Podcast #4 - HSO's Opening Pops Concert - America the Beautiful

Hear Stuart talk about this weekends pops opener.

The Mets - A Post-Mortem

What a disappointment.... and yet, what a great game.

My Dad said yesterday that there is nothing like watching baseball if it's a close game and you care about who wins. I think it's the sheer length of time between pitches that makes games like the last two tantalizingly painful, almost unbearable to watch. Tonight, my pulse was racing the whole game (maybe this should be explored as a substitute for cardiovascular workouts...hmm...). In one particular stretch - when Endy Chavez incredibly caught Scott Rolen's home run ball over the fence - my emotions went from dejection to exultation in about 5 seconds. I experienced this before - most notably in the 10th Inning of game 6 of the '86 World Series (yes, I was at the game - one of the great moments of my life). But we'll save that discussion for happier times.

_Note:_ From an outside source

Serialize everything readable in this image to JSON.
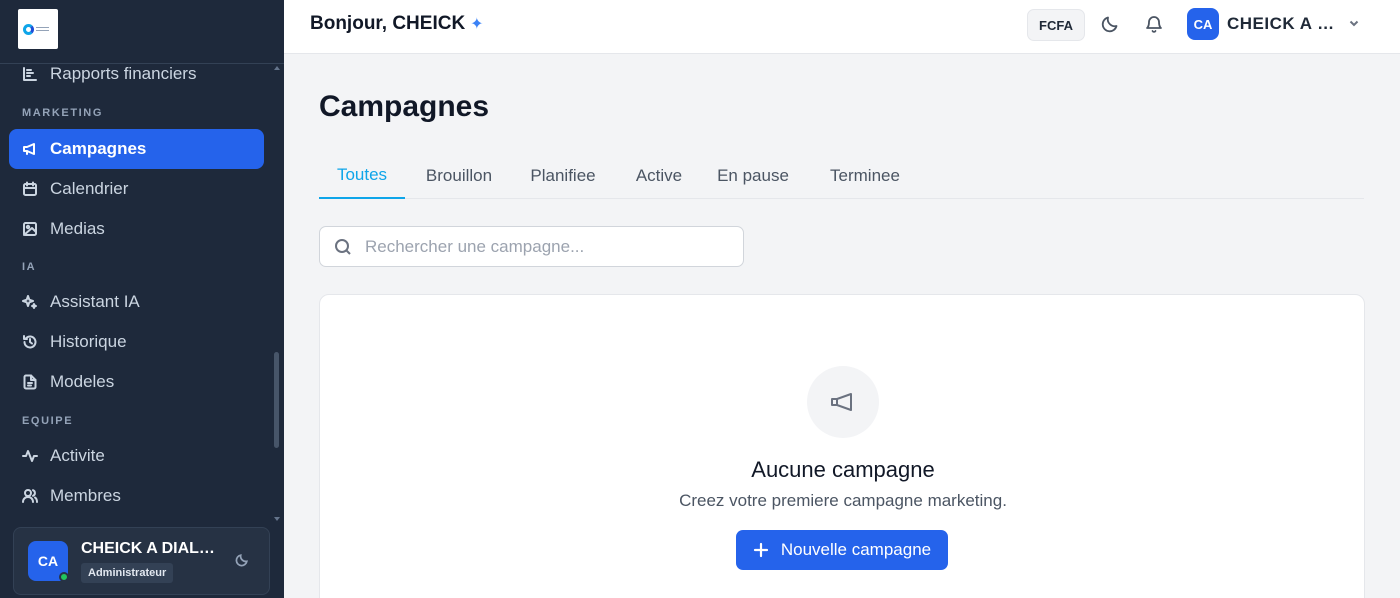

Anyways... the Mets' great season is over, and I have to hand it to them, they made a good run at it, especially given that two of their starters were injured, and unable to pitch. Having said that, hats off to the Cardinals, who shut down the Mets' powerful lineup. In the end it was the lack of offensive production, not weak pitching, that cost the Mets this last game.

I hope the Tigers sweep. I know it's petty, but I'll allow myself this last base wish before closing the book on the 2006 season.

My heart clings to those immortal words, sung by Robert Merrill in the final moments of the orchestral cult classic, Brooklyn's Baseball Cantata, "Just wait 'till next year comes!"

Opening Night at the HSO

Well, another opening weekend is over, and I have to say I am very pleased with the outcome.

First of all, I thought the orchestra played beautifully. I cannot remember an opening concert that went as smoothly and pleasantly from first rehearsal to final performance. The orchestra came ready to work, was in a good collective mood, and everyone played their hearts out.

Second, as always, I enjoyed working with Jeffrey Biegel. This was our eighth collaboration and he never disappoints. We gave the Billy Joel "Symphonic Fantasies for Piano and Orchestra" a very good reading. Many in our audience thoroughly enjoyed the piece, some did not at all - this is to be expected with un-tried and true repertoire - but at the very least, they heard an excellent rendition on which to base their judgement.

Third, the crowds were good. There is a certain number of audience members - I would guess about 1100 - at which point the Forum feels full. Below this point, it doesn't feel empty, but certainly un-full. Both performances this past weekend felt nicely full. It makes a big difference to us on the stage. (Of course, I'd be thrilled to see no empty seats....)

I feel we are off to a very good start. It definitely helps that the repertoire was well-known to the players. This adds a certain comfort level to the preparation. I'm interested in seeing how things go from here. Next month, we tackle the magnificent "Inextinguishable" Symphony #4 of Nielsen. I would not be surprised if the majority of the players have never played it before. Our audience is in for a sonic treat, plus I know that everyone will love Vivaldi's Four Seasons with our concertmaster, Odin Rathnam, playing the solo - and yours truly playing the harpsichord.

Anyhow....onward and upward!

Podcast #3 - Dvorak Symphony #8

A discussion of Dvorak's masterpiece. This one is about 15 minutes long. Is that too much for you? Please let me know.... In fact, any feedback would be welcome!